The researchers suggest it might be time for the art world to set up a blind lottery system when choosing which pieces to exhibit, forcing participants to judge work on merit alone.

Explore further: Hot streak: Finding patterns in creative career breakthroughs

Related Stories

How ideas go viral in academia

November 6, 2018

How ideas move through academia may depend on where those ideas come from—whether from big-name universities or less prestigious institutions—as much as their quality, a recent study from the University of Colorado Boulder ...

Success can come at any age, according to study

November 4, 2016

What does age have to do with creative breakthroughs in science? Not much, according to new research led by Northeastern network scientist Albert-László Barabási. Rather, it is productivity and the will to keep trying ...

Recommended for you

Matter waves and quantum splinters

March 25, 2019

Physicists in the United States, Austria and Brazil have shown that shaking ultracold Bose-Einstein condensates (BECs) can cause them to either divide into uniform segments or shatter into unpredictable splinters, depending ...

How tree diversity regulates invading forest pests

March 25, 2019

A national-scale study of U.S. forests found strong relationships between the diversity of native tree species and the number of nonnative pests that pose economic and ecological threats to the nation's forests.


Adjust slider to filter visible comments by rank

Display comments: newest first

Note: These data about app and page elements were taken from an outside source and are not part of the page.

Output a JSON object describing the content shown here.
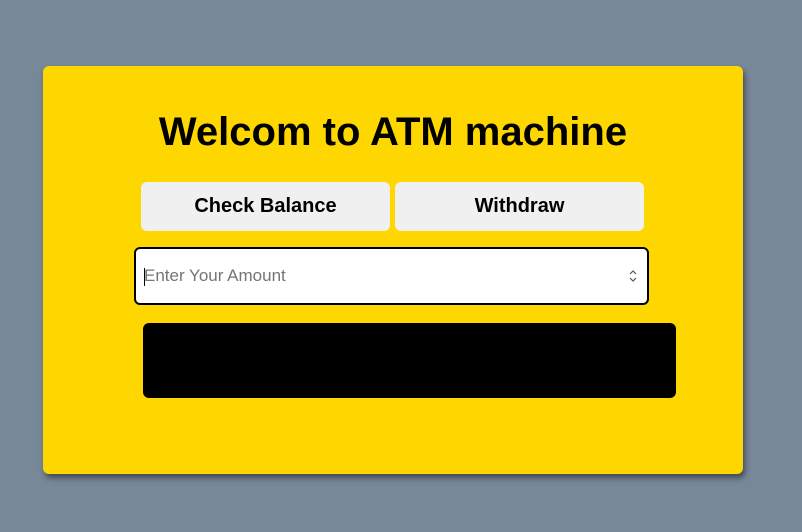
{
  "header": {
    "title": "Welcom to ATM machine"
  },
  "actions": {
    "check_balance_label": "Check Balance",
    "withdraw_label": "Withdraw"
  },
  "amount": {
    "value": "",
    "placeholder": "Enter Your Amount"
  },
  "result": {
    "text": ""
  },
  "colors": {
    "page_background": "#778899",
    "card_background": "#FFD700",
    "button_background": "#F0F0F0",
    "result_background": "#000000"
  },
  "icons": {
    "stepper": "spinner-arrows-icon"
  }
}
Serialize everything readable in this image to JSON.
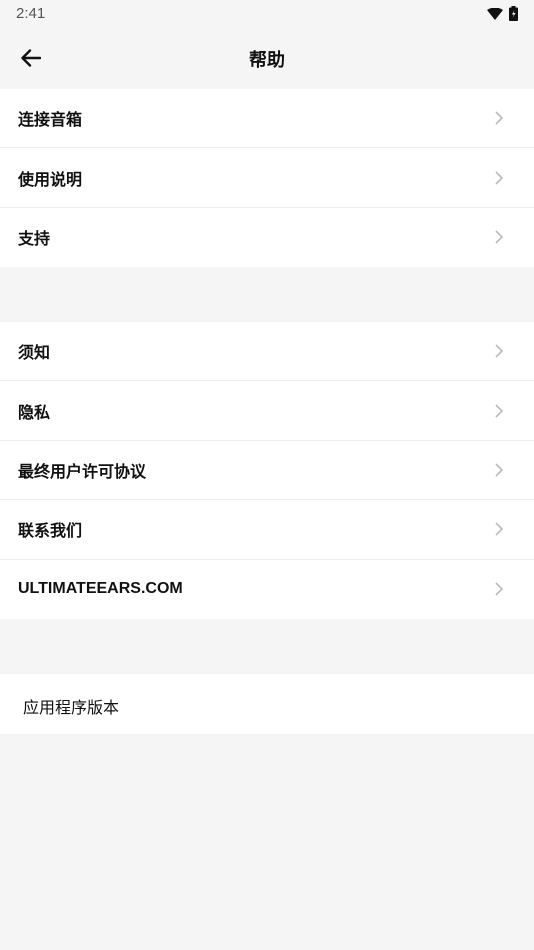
{
  "status_bar": {
    "time": "2:41",
    "icons": [
      "wifi-icon",
      "battery-icon"
    ]
  },
  "header": {
    "title": "帮助",
    "back_icon": "arrow-left-icon"
  },
  "group1": {
    "items": [
      {
        "label": "连接音箱"
      },
      {
        "label": "使用说明"
      },
      {
        "label": "支持"
      }
    ]
  },
  "group2": {
    "items": [
      {
        "label": "须知"
      },
      {
        "label": "隐私"
      },
      {
        "label": "最终用户许可协议"
      },
      {
        "label": "联系我们"
      },
      {
        "label": "ULTIMATEEARS.COM"
      }
    ]
  },
  "app_version": {
    "label": "应用程序版本"
  },
  "colors": {
    "background": "#f5f5f5",
    "card": "#ffffff",
    "text": "#111111",
    "chevron": "#bbbbbb"
  }
}
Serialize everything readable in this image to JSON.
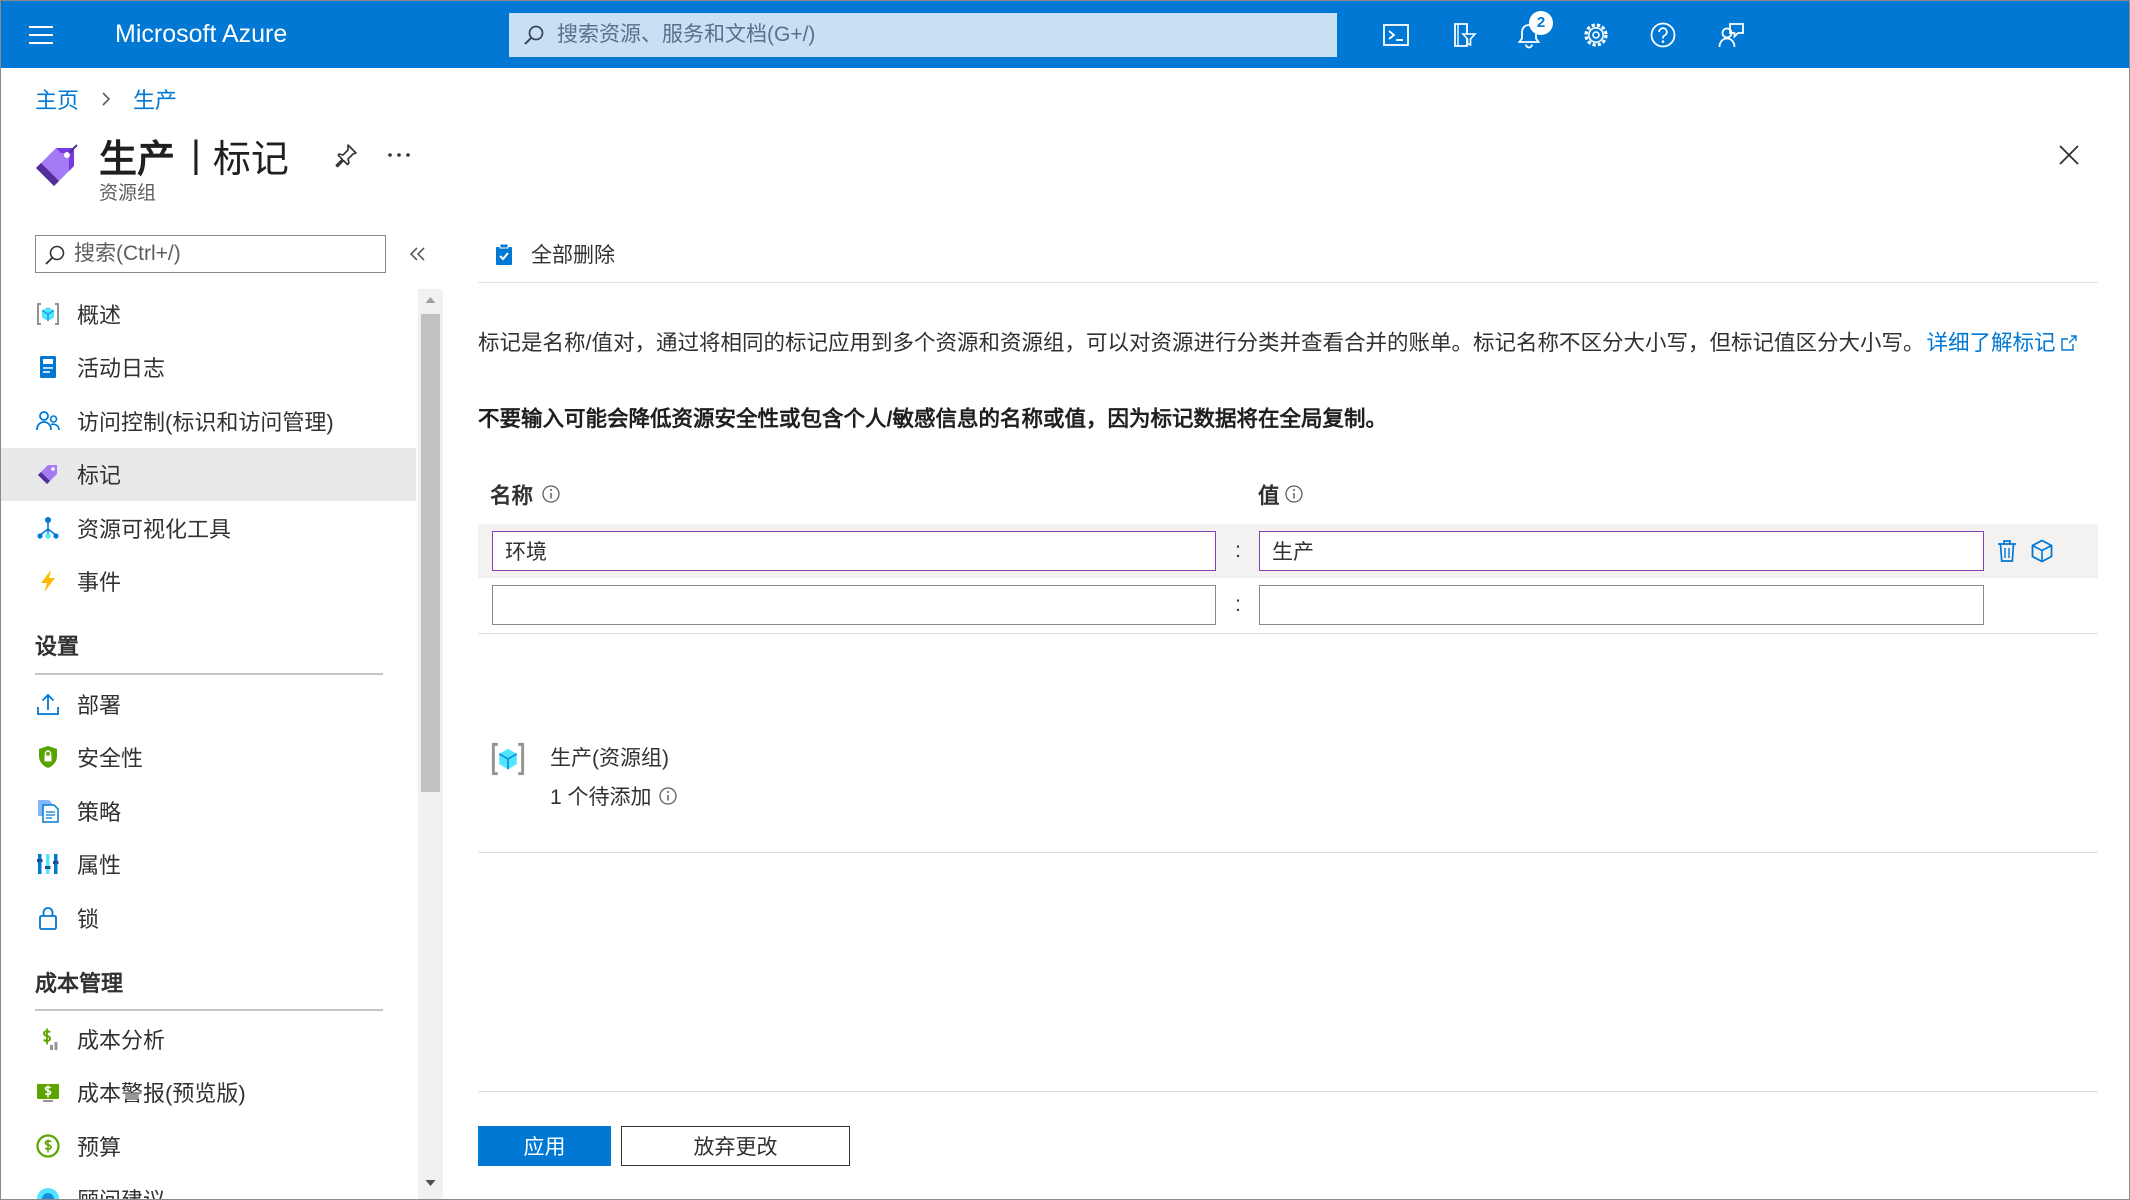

2.7 / 5 (3) Nov 09, 2018
Among other things, looking only at the span 1950 to 1990 can be considered unwise for a legitimate understanding.
The change in opinion about "Man In A Golden Helmet" emphasizes a crucial fact. Many, many, many doe not "judge" items by their inherent value, but only by superficial facets such as who painted it, what accolades they have. Many items are ignored until an expert, or an "expert", attributes a famous name to it.
Which suggests that early exposure to success or "prestigious institutions" does not give an artist, or "artist", understanding or depth. Rather, it just l;ens a cachet of "official" a"approval".
This is what the fraud of "modern art" is built on. Individuals sprinkle paint on a canvas, an "expert" plays it up in a journal, a gallery owner gives a major showing, witless rich people buy it at a giant price as an investment only!
1 / 5 (3) Nov 09, 2018
oh julian, too bad you got stuck in the fourth century!
You completely missed the mutual influence of the Arts and Sciences upon each other. As entwined as the strands of chromosomes in DNA.

Modern Art is attempting, if not always successfully, at interpreting Modern Science.

Your postings of boastful plagiarisms and incoherent hallucinations are proof that you are incompetent to understand Science. And thus, you are incapable to understand Art.
5 / 5 (1) Nov 10, 2018
Someone who scores exhibitions top major art institutions has good connections or an agent with good connections, both are highly conducive to financial success as an "artist" in today's highly politicized world, neither has anything to do with success as an actual artist. This is not scientific research it is art sociology at best, or perhaps its pop history. Todays visual arts are a travesty and a disgrace so who cares.

Please sign in to add a comment. Registration is free, and takes less than a minute. Read more

Click here to reset your password.
Sign in to get notified via email when new comments are made.